We are shocked by the number of people who say they will sit out the election or vote for the Green Party. But we don’t blame them. We blame it on the failure of the Democratic Party to seize momentum among these key constituencies.
The same way the recent Great Awokening led to leftward stances on immigration, criminal justice and reparations on account of white liberals changing their minds rather rapidly, Muslim American concerns on surveillance, security and foreign policy have gained more widespread interest. The key is not that the Muslim American electorate has grown in sufficient numbers, but that they have organized just enough to gain a broader audience.
Muslim Americans have become increasingly more vocal on concerns ranging from drone strikes to military aid, mass incarceration and immigration reform. Muslim Americans have grown weary of being left out in the cold of presidential politics. Democrats should not miss this opportunity in 2020.

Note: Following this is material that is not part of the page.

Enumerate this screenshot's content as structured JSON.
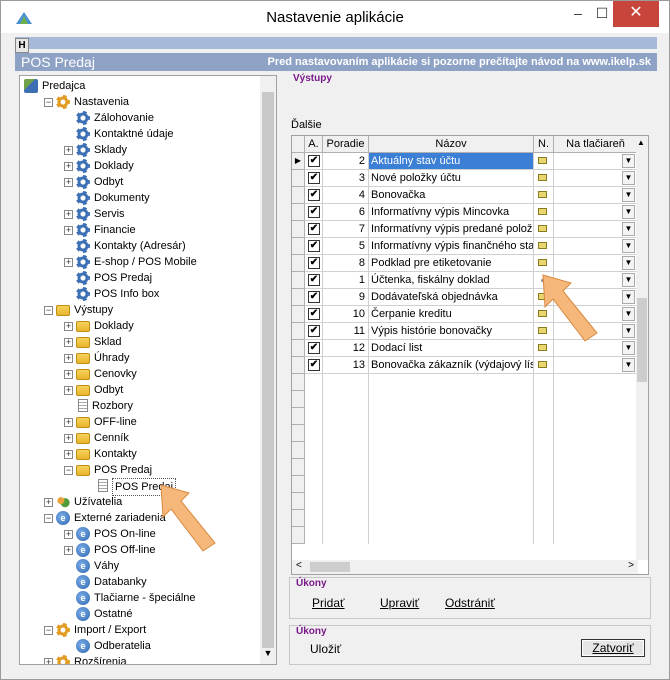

Nadia B. Ahmad is an associate professor at Barry University School of Law. She is a 2020 Democratic National Committee national delegate for Florida Congressional District 7 and co-founder of Muslim Delegates and Allies Coalition. Ahmed Bedier is the founder of United Voices for America, a civic engagement organization working to bring people of color and Muslims to politics, and a radio show host on WMNF 88.5-FM. He served as 2016 DNC National Delegate for Florida Congressional District 15.